-- To do --
Could you restate all of the records exactly, leaving out the pictures?

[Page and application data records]
---------------

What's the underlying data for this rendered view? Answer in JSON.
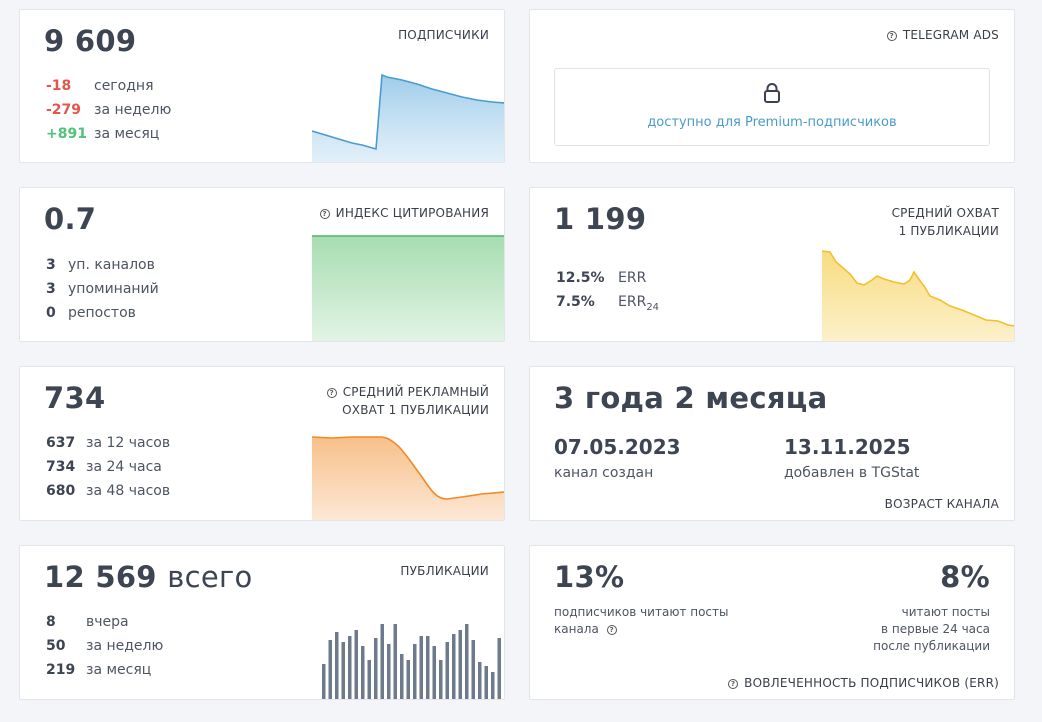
{
  "subscribers": {
    "value": "9 609",
    "title": "ПОДПИСЧИКИ",
    "stats": [
      {
        "value": "-18",
        "label": "сегодня",
        "tone": "negative"
      },
      {
        "value": "-279",
        "label": "за неделю",
        "tone": "negative"
      },
      {
        "value": "+891",
        "label": "за месяц",
        "tone": "positive"
      }
    ],
    "color": "#4a9bcf"
  },
  "telegram_ads": {
    "title": "TELEGRAM ADS",
    "locked_text": "доступно для Premium-подписчиков",
    "link_color": "#4a9bc8"
  },
  "citation": {
    "value": "0.7",
    "title": "ИНДЕКС ЦИТИРОВАНИЯ",
    "stats": [
      {
        "value": "3",
        "label": "уп. каналов"
      },
      {
        "value": "3",
        "label": "упоминаний"
      },
      {
        "value": "0",
        "label": "репостов"
      }
    ],
    "color": "#52b36a"
  },
  "avg_reach": {
    "value": "1 199",
    "title_line1": "СРЕДНИЙ ОХВАТ",
    "title_line2": "1 ПУБЛИКАЦИИ",
    "err": [
      {
        "value": "12.5%",
        "label": "ERR",
        "sub": ""
      },
      {
        "value": "7.5%",
        "label": "ERR",
        "sub": "24"
      }
    ],
    "color": "#f0c030"
  },
  "ad_reach": {
    "value": "734",
    "title_line1": "СРЕДНИЙ РЕКЛАМНЫЙ",
    "title_line2": "ОХВАТ 1 ПУБЛИКАЦИИ",
    "stats": [
      {
        "value": "637",
        "label": "за 12 часов"
      },
      {
        "value": "734",
        "label": "за 24 часа"
      },
      {
        "value": "680",
        "label": "за 48 часов"
      }
    ],
    "color": "#f08a24"
  },
  "channel_age": {
    "value": "3 года 2 месяца",
    "created_date": "07.05.2023",
    "created_label": "канал создан",
    "added_date": "13.11.2025",
    "added_label": "добавлен в TGStat",
    "title": "ВОЗРАСТ КАНАЛА"
  },
  "publications": {
    "total": "12 569",
    "total_suffix": "всего",
    "title": "ПУБЛИКАЦИИ",
    "stats": [
      {
        "value": "8",
        "label": "вчера"
      },
      {
        "value": "50",
        "label": "за неделю"
      },
      {
        "value": "219",
        "label": "за месяц"
      }
    ],
    "color": "#6d7a8c"
  },
  "engagement": {
    "left_value": "13%",
    "left_line1": "подписчиков читают посты",
    "left_line2": "канала",
    "right_value": "8%",
    "right_line1": "читают посты",
    "right_line2": "в первые 24 часа",
    "right_line3": "после публикации",
    "title": "ВОВЛЕЧЕННОСТЬ ПОДПИСЧИКОВ (ERR)"
  }
}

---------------

-- Output below --
What's the underlying data for this rendered view? Answer in JSON.
{
  "subscribers": {
    "value": "9 609",
    "title": "ПОДПИСЧИКИ",
    "stats": [
      {
        "value": "-18",
        "label": "сегодня",
        "tone": "negative"
      },
      {
        "value": "-279",
        "label": "за неделю",
        "tone": "negative"
      },
      {
        "value": "+891",
        "label": "за месяц",
        "tone": "positive"
      }
    ],
    "color": "#4a9bcf"
  },
  "telegram_ads": {
    "title": "TELEGRAM ADS",
    "locked_text": "доступно для Premium-подписчиков",
    "link_color": "#4a9bc8"
  },
  "citation": {
    "value": "0.7",
    "title": "ИНДЕКС ЦИТИРОВАНИЯ",
    "stats": [
      {
        "value": "3",
        "label": "уп. каналов"
      },
      {
        "value": "3",
        "label": "упоминаний"
      },
      {
        "value": "0",
        "label": "репостов"
      }
    ],
    "color": "#52b36a"
  },
  "avg_reach": {
    "value": "1 199",
    "title_line1": "СРЕДНИЙ ОХВАТ",
    "title_line2": "1 ПУБЛИКАЦИИ",
    "err": [
      {
        "value": "12.5%",
        "label": "ERR",
        "sub": ""
      },
      {
        "value": "7.5%",
        "label": "ERR",
        "sub": "24"
      }
    ],
    "color": "#f0c030"
  },
  "ad_reach": {
    "value": "734",
    "title_line1": "СРЕДНИЙ РЕКЛАМНЫЙ",
    "title_line2": "ОХВАТ 1 ПУБЛИКАЦИИ",
    "stats": [
      {
        "value": "637",
        "label": "за 12 часов"
      },
      {
        "value": "734",
        "label": "за 24 часа"
      },
      {
        "value": "680",
        "label": "за 48 часов"
      }
    ],
    "color": "#f08a24"
  },
  "channel_age": {
    "value": "3 года 2 месяца",
    "created_date": "07.05.2023",
    "created_label": "канал создан",
    "added_date": "13.11.2025",
    "added_label": "добавлен в TGStat",
    "title": "ВОЗРАСТ КАНАЛА"
  },
  "publications": {
    "total": "12 569",
    "total_suffix": "всего",
    "title": "ПУБЛИКАЦИИ",
    "stats": [
      {
        "value": "8",
        "label": "вчера"
      },
      {
        "value": "50",
        "label": "за неделю"
      },
      {
        "value": "219",
        "label": "за месяц"
      }
    ],
    "color": "#6d7a8c"
  },
  "engagement": {
    "left_value": "13%",
    "left_line1": "подписчиков читают посты",
    "left_line2": "канала",
    "right_value": "8%",
    "right_line1": "читают посты",
    "right_line2": "в первые 24 часа",
    "right_line3": "после публикации",
    "title": "ВОВЛЕЧЕННОСТЬ ПОДПИСЧИКОВ (ERR)"
  }
}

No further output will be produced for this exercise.